No lacrosse facility. No locker rooms. No team. No tradition. Coach Amanda O'Leary didn't even have an assistant coach.
Nevertheless, the Severna Park graduate did see a bright future for lacrosse in Gainesville.
"They had a plan and a dream, and they just asked us to trust them," Farrell said of O'Leary and Florida athletic director Jeremy Foley, "so seeing their plan and having faith in them and trusting that that was going to happen was all we had to do. We all just came in and trusted them, and we exceeded our expectations, for sure."
In just three years, Farrell and the many other players from her recruiting class — including 10 from Baltimore-area high schools — who stuck it out through a particularly challenging freshman season have the Gators at the top of Division I women's lacrosse. Ranked No. 1, they are the No. 1 seed for the NCAA tournament and will meet No. 4 Syracuse in the national semifinals at 5:30 p.m. Friday at Stony Brook, N.Y.
The Gators (19-2) have won 15 straight games, including two over defending national champion Northwestern, once for the American Lacrosse Conference tournament title. They sealed their trip to the final four with a 15-2 quarterfinal win over No. 15 Penn State last weekend.
"It's such a great experience to see how much our team has grown since freshman year," junior Brittany Dashiell (John Carroll) said, "and just knowing we're the ones who started the program, our freshman class. We always had the goal to get to the final four and eventually the national championship, and it's just an amazing feeling to work through three years of hard work and get to where we area now."
While four other programs — Duke, North Carolina, Northwestern and Syracuse — have made it to the women's Division I final four in their third season, none was seeded first and none won a title.
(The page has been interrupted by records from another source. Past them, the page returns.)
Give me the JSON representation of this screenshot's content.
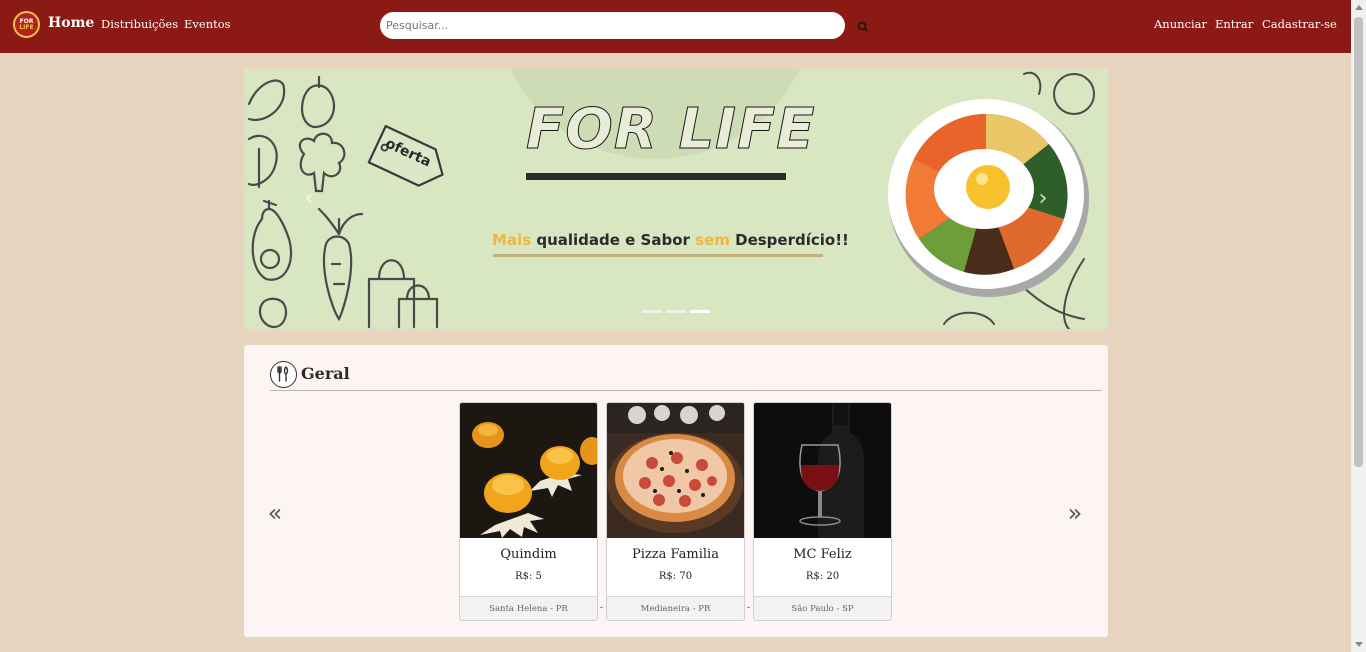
{
  "brand": {
    "logo_line1": "FOR",
    "logo_line2": "LIFE"
  },
  "nav": {
    "home": "Home",
    "links": [
      "Distribuições",
      "Eventos"
    ],
    "right_links": [
      "Anunciar",
      "Entrar",
      "Cadastrar-se"
    ]
  },
  "search": {
    "placeholder": "Pesquisar...",
    "value": "",
    "icon": "search-icon"
  },
  "banner": {
    "title": "FOR LIFE",
    "badge": "oferta",
    "tagline": {
      "word1": "Mais",
      "word2": " qualidade e Sabor ",
      "word3": "sem",
      "word4": " Desperdício!!"
    },
    "slide_count": 3,
    "active_slide": 3
  },
  "section": {
    "title": "Geral",
    "icon": "cutlery-icon",
    "prev_icon": "double-chevron-left-icon",
    "next_icon": "double-chevron-right-icon",
    "products": [
      {
        "name": "Quindim",
        "price": "R$: 5",
        "location": "Santa Helena - PR"
      },
      {
        "name": "Pizza Familia",
        "price": "R$: 70",
        "location": "Medianeira - PR"
      },
      {
        "name": "MC Feliz",
        "price": "R$: 20",
        "location": "São Paulo - SP"
      }
    ],
    "separator": "-"
  },
  "colors": {
    "navbar": "#8b1a14",
    "page_bg": "#e8d5c0",
    "banner_bg": "#d8e6c2",
    "accent_yellow": "#f0b83a"
  }
}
The Tar Heels reached the final four in their second season, but Northwestern is the youngest team to win a national title, taking the crown in 2005, its fourth year of varsity status after the Wildcats spent nine years as a club program.
Although Florida has had a club program, it remained separate when O'Leary was hired and began recruiting for the varsity team. She had a $17 million commitment to a new facility as well as all the amenities a Division I athlete could want; that, combined with the warm weather, the opportunity to play as freshmen and the chance for quick success, helped persuade 17 Maryland girls to head south as part O'Leary's first recruiting class of 24.
Dashiell is one of five finalists for the Tewaaraton Award, presented annually to the best player in the game. She ranks third on the team in scoring after Kitty Cullen (McDonogh) and Ashley Bruns (Mount Hebron). Farrell, Kayla Stolins (Loch Raven), Haydon Judge (St. Mary's) and Emily Dohony (Hereford) start on defense, while Cara Canington (C. Milton Wright), Colby Rhea (McDonogh), Rachel Smith (Mount Hebron) and the team's only senior, Caroline Cochran (St. Mary's), have all seen action.
"They provide the bulk of our program," O'Leary said. "When I hit the road recruiting, it was one of the first places I went to because it had such a strong tradition of having great lacrosse players, that Baltimore area. It was pretty easy to decide where I wanted to start. For our players, they've developed, they've worked hard. It's a testament to their high school coaches and their high school programs."
Many of the Baltimore girls knew each other from club lacrosse. Mostly they played against each other for Sky Walkers, M&D or CC Lax, and at least nine of them arrived in Gainesville with a club teammate.
Having so many players from home helped the young group make it through that difficult freshman season, when there was no one to lead the way, no older teammate to turn to for guidance during their first time away from home.
Dashiell said she sought advice from older friends in other Division I programs, such as former John Carroll teammate Ally Carey at Vanderbilt.
"They were telling me to stick through it for at least a year," Dashiell said, "because it's always hard for any D-I athlete that first fall, because it's such a big change from high school. They were like, you've just got to stick through it — it'll be worth it when you get to [spring] season and you can really see if you like it or not."
Some players left the program, and others considered leaving.
"Freshman year, we had no leadership," Cullen said. "We didn't know what we were doing. We were crying all the time. We didn't know if we would ever make it. I think all of that stuff that we worked through that first year has made us so mentally tough. Coming in last year and doing so well our sophomore year really set high expectations for this year. Making the final four was a huge goal of ours."
Now they've reached that goal. They have their own lacrosse facility, the 1,500-seat Donald R. Dizney Stadium, completed just before the first recruiting class arrived. They have assistant coaches, including Caitlin McFadden, the 2010 Tewaaraton winner from Maryland. And they're rapidly building their own tradition.
"Everyone had expectations that we would be a top team very quickly, but I don't think anyone expected us to make it to the final four our junior year," said Farrell, the Severna Park grad. "It's just so awesome to know that when we graduate and when we look back 10, 20 years from now, we'll know that we started this program and we helped bring it to where it is. To know all the hard work our first two years paid off now, and hopefully next year, as seniors, it will just be really rewarding for us."